NUR-SULTAN – Kazakhstan Temir Zholy (KTZ) national railway company and French multinational railway supplies company Alstom agreed July 30 to cooperate on the development of digital technologies for railway, including signalling, centralisation and blocking.
The agreement came during a visit to Nur-Sultan by French Minister of Economy and Finance Bruno Le Maire.
The French minister was briefed by the production departments of Elektrovoz Kurastyru Zauyty, an electric locomotive production plant in the capital which a joint vernture between KTZ and Alstom. He was presented locomotive number Z8A0008, which was manufactured under an agreement with the Azerbaijan Railways. According to the agreement, 50 locomotives will be manufactured in Kazakhstan for the Azerbaijani company.
“This plant is the most visible evidence of economic cooperation between Kazakhstan and France. The partnership in the development of railways is an important strategic direction for our country. It is a great honour for me to attend the solemn ceremony of sending a locomotive for export to Azerbaijan. We intend to continue our partnership in the railway field,” said the minister.
He also highlighted the importance of cooperation in railway signalling equipment, saying, “We would like Alstom to equip Kazakhstan’s railway stations with alarm systems.”
The memorandum signed during La Maire’s visit between Kazakhstan Temir Zholy and Alstom concerns the development of digital technologies in the field of railway signalling systems, centralisation and blocking as well as the future implementation of technical solutions for upgrading the signalling systems at priority railway stations.

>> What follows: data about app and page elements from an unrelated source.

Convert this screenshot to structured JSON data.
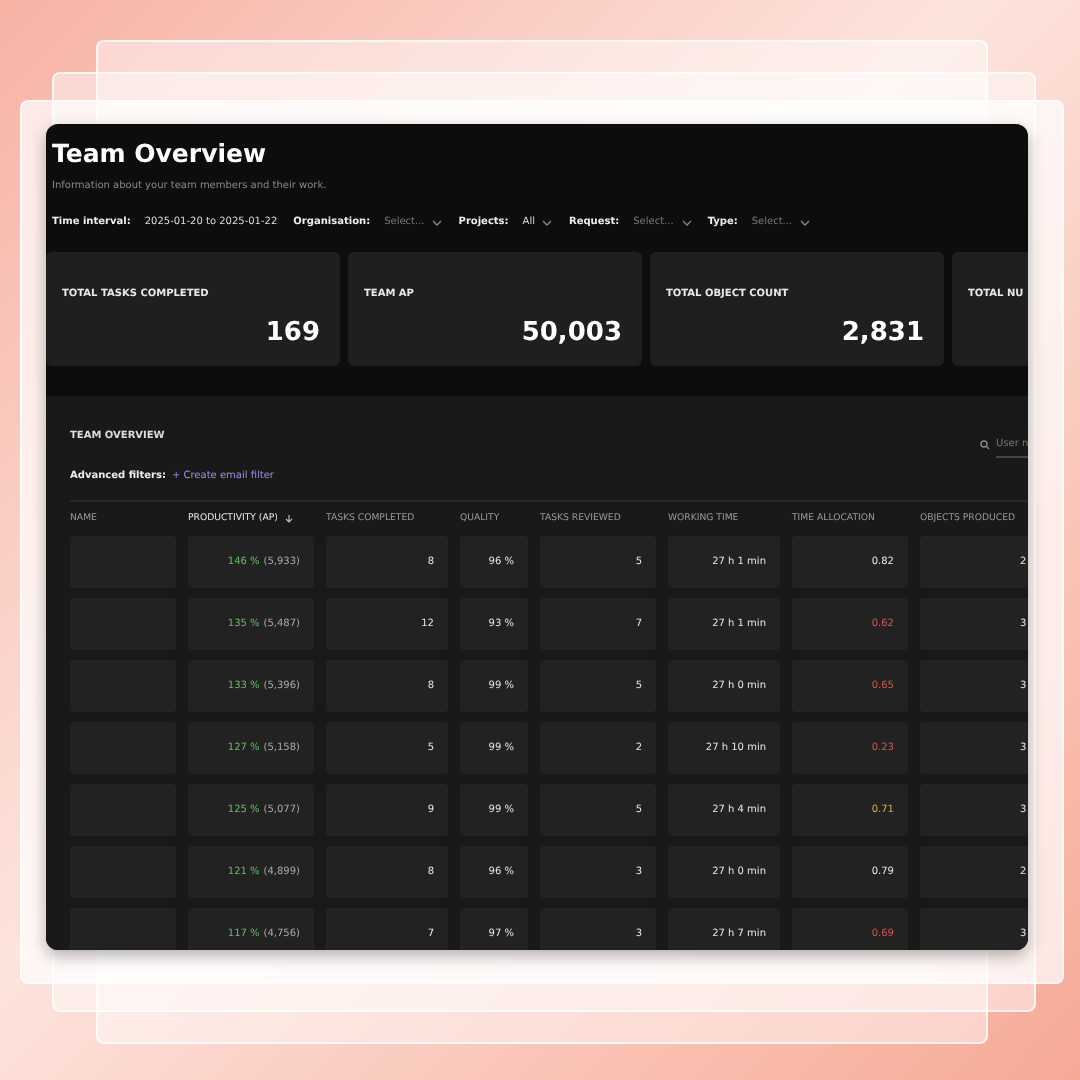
{
  "header": {
    "title": "Team Overview",
    "subtitle": "Information about your team members and their work."
  },
  "filters": [
    {
      "label": "Time interval:",
      "value": "2025-01-20 to 2025-01-22",
      "kind": "text"
    },
    {
      "label": "Organisation:",
      "placeholder": "Select...",
      "kind": "dropdown"
    },
    {
      "label": "Projects:",
      "value": "All",
      "kind": "dropdown"
    },
    {
      "label": "Request:",
      "placeholder": "Select...",
      "kind": "dropdown"
    },
    {
      "label": "Type:",
      "placeholder": "Select...",
      "kind": "dropdown"
    }
  ],
  "stats": [
    {
      "label": "TOTAL TASKS COMPLETED",
      "value": "169"
    },
    {
      "label": "TEAM AP",
      "value": "50,003"
    },
    {
      "label": "TOTAL OBJECT COUNT",
      "value": "2,831"
    },
    {
      "label": "TOTAL NU"
    }
  ],
  "table": {
    "title": "TEAM OVERVIEW",
    "advanced_label": "Advanced filters:",
    "create_filter": "+ Create email filter",
    "search": {
      "placeholder": "User n"
    },
    "columns": [
      {
        "label": "NAME",
        "sorted": false
      },
      {
        "label": "PRODUCTIVITY (AP)",
        "sorted": true
      },
      {
        "label": "TASKS COMPLETED",
        "sorted": false
      },
      {
        "label": "QUALITY",
        "sorted": false
      },
      {
        "label": "TASKS REVIEWED",
        "sorted": false
      },
      {
        "label": "WORKING TIME",
        "sorted": false
      },
      {
        "label": "TIME ALLOCATION",
        "sorted": false
      },
      {
        "label": "OBJECTS PRODUCED",
        "sorted": false
      }
    ],
    "rows": [
      {
        "productivity": "146 %",
        "ap": "(5,933)",
        "tasks": "8",
        "quality": "96 %",
        "reviewed": "5",
        "time": "27 h 1 min",
        "allocation": "0.82",
        "color": "#e6e6e6",
        "objects": "2"
      },
      {
        "productivity": "135 %",
        "ap": "(5,487)",
        "tasks": "12",
        "quality": "93 %",
        "reviewed": "7",
        "time": "27 h 1 min",
        "allocation": "0.62",
        "color": "#e0504a",
        "objects": "3"
      },
      {
        "productivity": "133 %",
        "ap": "(5,396)",
        "tasks": "8",
        "quality": "99 %",
        "reviewed": "5",
        "time": "27 h 0 min",
        "allocation": "0.65",
        "color": "#e0504a",
        "objects": "3"
      },
      {
        "productivity": "127 %",
        "ap": "(5,158)",
        "tasks": "5",
        "quality": "99 %",
        "reviewed": "2",
        "time": "27 h 10 min",
        "allocation": "0.23",
        "color": "#e0504a",
        "objects": "3"
      },
      {
        "productivity": "125 %",
        "ap": "(5,077)",
        "tasks": "9",
        "quality": "99 %",
        "reviewed": "5",
        "time": "27 h 4 min",
        "allocation": "0.71",
        "color": "#d9b23a",
        "objects": "3"
      },
      {
        "productivity": "121 %",
        "ap": "(4,899)",
        "tasks": "8",
        "quality": "96 %",
        "reviewed": "3",
        "time": "27 h 0 min",
        "allocation": "0.79",
        "color": "#e6e6e6",
        "objects": "2"
      },
      {
        "productivity": "117 %",
        "ap": "(4,756)",
        "tasks": "7",
        "quality": "97 %",
        "reviewed": "3",
        "time": "27 h 7 min",
        "allocation": "0.69",
        "color": "#e0504a",
        "objects": "3"
      }
    ]
  }
}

“The memorandum… pursues the main goal – cooperation in digitisation and automation of processes in railway transport. The first step is to automate or signal large stations with a hundred or more arrows. In the future, we will cooperate on the digitisation of railway transport. As you know, several projects of our company were included in Digital Kazakhstan national programme,” Kazakhstan Temir Zholy’s Managing Director Batyr Kotyrev said.

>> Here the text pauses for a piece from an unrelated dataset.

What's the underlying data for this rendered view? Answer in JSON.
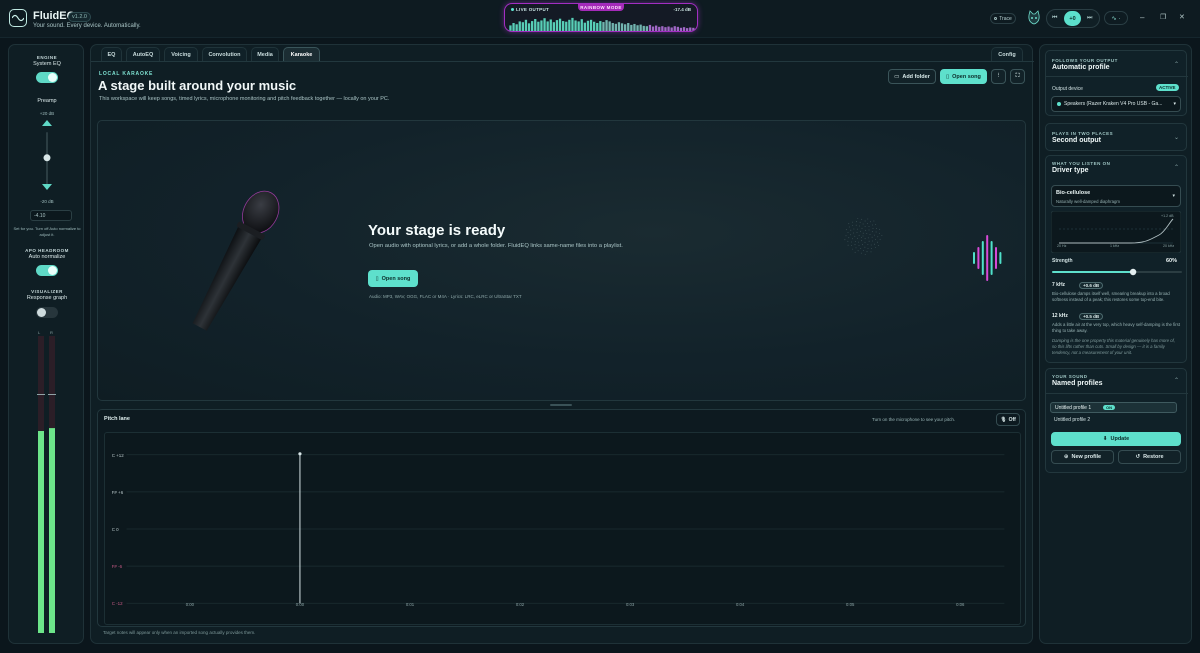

“Today, our devices have been in operation more than 35-40 years. They comply with the requirements of traffic safety. But everything in the world is developing, and they are morally obsolete. Therefore, there are already modern systems in the world. We have built 2,500 kilometres of new railways over the past few years, and we have already used similar modern solutions that meet all the requirements of the digital railway system. Now we are considering the possibility of using alarm systems in collaboration with Alstom,” he said.